[Items from an interface collection]

◆ ◆ ◆

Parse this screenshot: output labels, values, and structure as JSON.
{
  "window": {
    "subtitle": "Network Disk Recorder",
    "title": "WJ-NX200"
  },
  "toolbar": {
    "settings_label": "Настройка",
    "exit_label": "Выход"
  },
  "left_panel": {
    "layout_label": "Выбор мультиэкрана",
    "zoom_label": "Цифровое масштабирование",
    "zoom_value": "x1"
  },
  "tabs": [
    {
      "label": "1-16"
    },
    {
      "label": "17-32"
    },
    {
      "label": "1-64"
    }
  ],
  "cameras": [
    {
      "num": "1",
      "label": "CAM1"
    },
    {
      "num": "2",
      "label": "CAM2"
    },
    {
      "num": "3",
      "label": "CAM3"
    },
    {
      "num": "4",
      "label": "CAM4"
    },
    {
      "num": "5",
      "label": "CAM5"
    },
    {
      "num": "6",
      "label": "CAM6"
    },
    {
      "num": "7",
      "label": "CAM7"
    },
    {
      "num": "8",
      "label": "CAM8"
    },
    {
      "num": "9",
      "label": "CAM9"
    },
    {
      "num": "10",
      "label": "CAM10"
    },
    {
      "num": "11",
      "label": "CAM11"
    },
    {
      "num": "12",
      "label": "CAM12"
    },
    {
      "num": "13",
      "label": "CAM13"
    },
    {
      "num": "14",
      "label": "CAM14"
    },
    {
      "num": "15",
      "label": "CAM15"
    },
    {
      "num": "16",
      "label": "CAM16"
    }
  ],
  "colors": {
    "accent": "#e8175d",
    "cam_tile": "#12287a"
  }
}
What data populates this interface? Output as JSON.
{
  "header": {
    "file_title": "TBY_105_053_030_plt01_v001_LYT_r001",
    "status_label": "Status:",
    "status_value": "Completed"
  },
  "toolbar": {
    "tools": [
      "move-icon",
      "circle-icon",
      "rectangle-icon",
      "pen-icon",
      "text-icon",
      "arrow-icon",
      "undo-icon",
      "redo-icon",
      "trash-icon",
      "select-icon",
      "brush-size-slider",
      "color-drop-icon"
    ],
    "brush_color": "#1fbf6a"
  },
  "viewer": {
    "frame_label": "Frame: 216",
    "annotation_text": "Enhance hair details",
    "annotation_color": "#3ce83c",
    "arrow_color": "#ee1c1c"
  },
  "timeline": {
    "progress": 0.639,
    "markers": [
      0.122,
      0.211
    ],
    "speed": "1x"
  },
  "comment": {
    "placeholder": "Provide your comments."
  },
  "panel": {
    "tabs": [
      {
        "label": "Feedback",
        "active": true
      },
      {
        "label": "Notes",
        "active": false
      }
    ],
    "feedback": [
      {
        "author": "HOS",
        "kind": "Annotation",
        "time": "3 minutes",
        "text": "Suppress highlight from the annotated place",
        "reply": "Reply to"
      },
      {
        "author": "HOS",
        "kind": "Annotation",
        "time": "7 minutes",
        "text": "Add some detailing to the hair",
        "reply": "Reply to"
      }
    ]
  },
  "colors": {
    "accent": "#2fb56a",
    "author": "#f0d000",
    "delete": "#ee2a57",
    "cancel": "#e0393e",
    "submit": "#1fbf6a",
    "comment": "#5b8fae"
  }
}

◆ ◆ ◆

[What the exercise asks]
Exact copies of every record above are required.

[Worked solution]
Parse this screenshot: output labels, values, and structure as JSON.
{
  "window": {
    "subtitle": "Network Disk Recorder",
    "title": "WJ-NX200"
  },
  "toolbar": {
    "settings_label": "Настройка",
    "exit_label": "Выход"
  },
  "left_panel": {
    "layout_label": "Выбор мультиэкрана",
    "zoom_label": "Цифровое масштабирование",
    "zoom_value": "x1"
  },
  "tabs": [
    {
      "label": "1-16"
    },
    {
      "label": "17-32"
    },
    {
      "label": "1-64"
    }
  ],
  "cameras": [
    {
      "num": "1",
      "label": "CAM1"
    },
    {
      "num": "2",
      "label": "CAM2"
    },
    {
      "num": "3",
      "label": "CAM3"
    },
    {
      "num": "4",
      "label": "CAM4"
    },
    {
      "num": "5",
      "label": "CAM5"
    },
    {
      "num": "6",
      "label": "CAM6"
    },
    {
      "num": "7",
      "label": "CAM7"
    },
    {
      "num": "8",
      "label": "CAM8"
    },
    {
      "num": "9",
      "label": "CAM9"
    },
    {
      "num": "10",
      "label": "CAM10"
    },
    {
      "num": "11",
      "label": "CAM11"
    },
    {
      "num": "12",
      "label": "CAM12"
    },
    {
      "num": "13",
      "label": "CAM13"
    },
    {
      "num": "14",
      "label": "CAM14"
    },
    {
      "num": "15",
      "label": "CAM15"
    },
    {
      "num": "16",
      "label": "CAM16"
    }
  ],
  "colors": {
    "accent": "#e8175d",
    "cam_tile": "#12287a"
  }
}
What data populates this interface? Output as JSON.
{
  "header": {
    "file_title": "TBY_105_053_030_plt01_v001_LYT_r001",
    "status_label": "Status:",
    "status_value": "Completed"
  },
  "toolbar": {
    "tools": [
      "move-icon",
      "circle-icon",
      "rectangle-icon",
      "pen-icon",
      "text-icon",
      "arrow-icon",
      "undo-icon",
      "redo-icon",
      "trash-icon",
      "select-icon",
      "brush-size-slider",
      "color-drop-icon"
    ],
    "brush_color": "#1fbf6a"
  },
  "viewer": {
    "frame_label": "Frame: 216",
    "annotation_text": "Enhance hair details",
    "annotation_color": "#3ce83c",
    "arrow_color": "#ee1c1c"
  },
  "timeline": {
    "progress": 0.639,
    "markers": [
      0.122,
      0.211
    ],
    "speed": "1x"
  },
  "comment": {
    "placeholder": "Provide your comments."
  },
  "panel": {
    "tabs": [
      {
        "label": "Feedback",
        "active": true
      },
      {
        "label": "Notes",
        "active": false
      }
    ],
    "feedback": [
      {
        "author": "HOS",
        "kind": "Annotation",
        "time": "3 minutes",
        "text": "Suppress highlight from the annotated place",
        "reply": "Reply to"
      },
      {
        "author": "HOS",
        "kind": "Annotation",
        "time": "7 minutes",
        "text": "Add some detailing to the hair",
        "reply": "Reply to"
      }
    ]
  },
  "colors": {
    "accent": "#2fb56a",
    "author": "#f0d000",
    "delete": "#ee2a57",
    "cancel": "#e0393e",
    "submit": "#1fbf6a",
    "comment": "#5b8fae"
  }
}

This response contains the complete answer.